Exercise instructions
In the entries below, some lines hold the string "Fish"; please say how many, giving the number and nothing else.

Website and app data records:
--- START ---

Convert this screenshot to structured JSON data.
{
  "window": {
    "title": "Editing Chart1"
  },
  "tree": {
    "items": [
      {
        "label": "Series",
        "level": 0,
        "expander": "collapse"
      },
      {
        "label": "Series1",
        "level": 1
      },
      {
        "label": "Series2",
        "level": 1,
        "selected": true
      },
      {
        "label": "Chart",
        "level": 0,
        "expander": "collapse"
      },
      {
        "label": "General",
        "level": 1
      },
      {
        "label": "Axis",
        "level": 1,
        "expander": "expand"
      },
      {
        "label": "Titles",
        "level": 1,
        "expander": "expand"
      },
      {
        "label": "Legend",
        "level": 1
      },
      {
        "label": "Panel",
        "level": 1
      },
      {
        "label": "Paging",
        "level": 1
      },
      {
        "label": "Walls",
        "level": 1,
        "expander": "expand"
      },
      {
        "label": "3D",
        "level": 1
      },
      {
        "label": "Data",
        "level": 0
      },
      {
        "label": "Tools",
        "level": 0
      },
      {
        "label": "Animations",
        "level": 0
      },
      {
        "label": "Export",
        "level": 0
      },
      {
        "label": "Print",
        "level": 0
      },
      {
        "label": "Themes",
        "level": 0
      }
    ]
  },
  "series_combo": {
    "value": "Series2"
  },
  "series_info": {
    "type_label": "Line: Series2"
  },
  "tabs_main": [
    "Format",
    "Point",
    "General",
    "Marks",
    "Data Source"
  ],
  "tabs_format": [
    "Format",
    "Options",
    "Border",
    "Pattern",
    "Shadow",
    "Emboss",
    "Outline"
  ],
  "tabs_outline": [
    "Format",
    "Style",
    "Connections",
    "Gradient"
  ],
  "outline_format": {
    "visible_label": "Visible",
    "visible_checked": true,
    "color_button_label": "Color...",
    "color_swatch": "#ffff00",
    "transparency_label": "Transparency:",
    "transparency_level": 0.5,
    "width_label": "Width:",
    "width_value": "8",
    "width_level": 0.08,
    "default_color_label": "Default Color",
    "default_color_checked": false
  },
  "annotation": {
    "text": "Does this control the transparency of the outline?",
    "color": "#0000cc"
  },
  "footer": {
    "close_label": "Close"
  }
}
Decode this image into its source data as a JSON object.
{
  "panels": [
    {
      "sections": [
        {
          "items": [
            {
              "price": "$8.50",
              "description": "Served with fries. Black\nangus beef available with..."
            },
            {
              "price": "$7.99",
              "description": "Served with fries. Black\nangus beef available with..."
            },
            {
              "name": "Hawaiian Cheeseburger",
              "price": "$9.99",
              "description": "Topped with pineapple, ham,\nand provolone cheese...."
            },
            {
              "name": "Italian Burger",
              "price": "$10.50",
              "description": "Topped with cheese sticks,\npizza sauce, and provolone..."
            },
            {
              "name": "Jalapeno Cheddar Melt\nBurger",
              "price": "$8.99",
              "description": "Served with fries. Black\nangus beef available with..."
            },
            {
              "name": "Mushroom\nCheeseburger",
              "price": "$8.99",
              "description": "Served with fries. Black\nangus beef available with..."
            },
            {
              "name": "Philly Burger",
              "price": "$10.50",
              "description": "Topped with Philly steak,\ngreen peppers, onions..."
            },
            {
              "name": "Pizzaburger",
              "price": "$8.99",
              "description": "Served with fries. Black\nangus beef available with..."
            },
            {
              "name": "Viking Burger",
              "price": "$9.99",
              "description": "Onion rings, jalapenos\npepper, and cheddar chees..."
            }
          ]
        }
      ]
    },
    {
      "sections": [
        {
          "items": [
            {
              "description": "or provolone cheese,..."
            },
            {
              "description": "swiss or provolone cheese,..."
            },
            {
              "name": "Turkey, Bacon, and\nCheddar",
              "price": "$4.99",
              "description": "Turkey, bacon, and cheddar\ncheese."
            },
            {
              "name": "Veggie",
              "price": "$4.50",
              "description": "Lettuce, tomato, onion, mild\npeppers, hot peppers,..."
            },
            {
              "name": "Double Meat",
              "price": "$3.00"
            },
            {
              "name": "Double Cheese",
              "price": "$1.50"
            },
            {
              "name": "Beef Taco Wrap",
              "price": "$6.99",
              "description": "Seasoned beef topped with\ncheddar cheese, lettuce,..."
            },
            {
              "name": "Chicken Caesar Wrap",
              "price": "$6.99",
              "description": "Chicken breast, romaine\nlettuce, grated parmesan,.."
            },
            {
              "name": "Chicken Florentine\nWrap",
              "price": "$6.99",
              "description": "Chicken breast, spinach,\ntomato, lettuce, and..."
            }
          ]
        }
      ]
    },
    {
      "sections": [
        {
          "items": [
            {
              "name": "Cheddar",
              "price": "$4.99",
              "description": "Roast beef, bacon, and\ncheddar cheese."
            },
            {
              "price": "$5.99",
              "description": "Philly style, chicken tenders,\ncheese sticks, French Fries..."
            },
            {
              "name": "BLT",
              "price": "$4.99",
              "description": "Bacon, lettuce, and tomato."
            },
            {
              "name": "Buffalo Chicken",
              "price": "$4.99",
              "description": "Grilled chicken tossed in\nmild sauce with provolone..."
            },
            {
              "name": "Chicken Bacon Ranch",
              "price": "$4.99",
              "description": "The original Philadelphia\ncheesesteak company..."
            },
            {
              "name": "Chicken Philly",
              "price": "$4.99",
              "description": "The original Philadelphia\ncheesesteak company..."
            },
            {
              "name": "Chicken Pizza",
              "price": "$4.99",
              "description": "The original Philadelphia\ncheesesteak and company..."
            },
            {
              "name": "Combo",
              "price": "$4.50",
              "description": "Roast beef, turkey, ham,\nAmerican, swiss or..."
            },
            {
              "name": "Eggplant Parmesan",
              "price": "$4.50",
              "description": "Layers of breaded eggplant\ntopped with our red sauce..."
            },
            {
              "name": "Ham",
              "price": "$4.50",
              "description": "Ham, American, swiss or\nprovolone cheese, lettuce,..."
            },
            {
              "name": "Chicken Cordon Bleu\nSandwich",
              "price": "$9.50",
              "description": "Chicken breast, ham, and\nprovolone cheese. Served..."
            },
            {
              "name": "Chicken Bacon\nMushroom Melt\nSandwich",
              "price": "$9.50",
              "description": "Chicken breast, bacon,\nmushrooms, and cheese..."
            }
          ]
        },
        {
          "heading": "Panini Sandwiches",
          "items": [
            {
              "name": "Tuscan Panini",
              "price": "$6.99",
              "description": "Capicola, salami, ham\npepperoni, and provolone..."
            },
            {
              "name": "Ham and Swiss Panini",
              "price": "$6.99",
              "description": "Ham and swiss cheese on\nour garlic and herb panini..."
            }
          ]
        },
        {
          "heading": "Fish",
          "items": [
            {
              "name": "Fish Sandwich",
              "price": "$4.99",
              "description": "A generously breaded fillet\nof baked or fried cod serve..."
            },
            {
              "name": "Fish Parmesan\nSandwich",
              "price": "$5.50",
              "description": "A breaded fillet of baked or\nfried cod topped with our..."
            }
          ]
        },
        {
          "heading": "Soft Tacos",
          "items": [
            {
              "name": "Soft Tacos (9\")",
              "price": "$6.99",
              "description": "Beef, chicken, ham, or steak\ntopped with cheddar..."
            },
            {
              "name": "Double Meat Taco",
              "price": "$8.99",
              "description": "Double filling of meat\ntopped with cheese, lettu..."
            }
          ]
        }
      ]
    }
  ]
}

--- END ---

Reply
3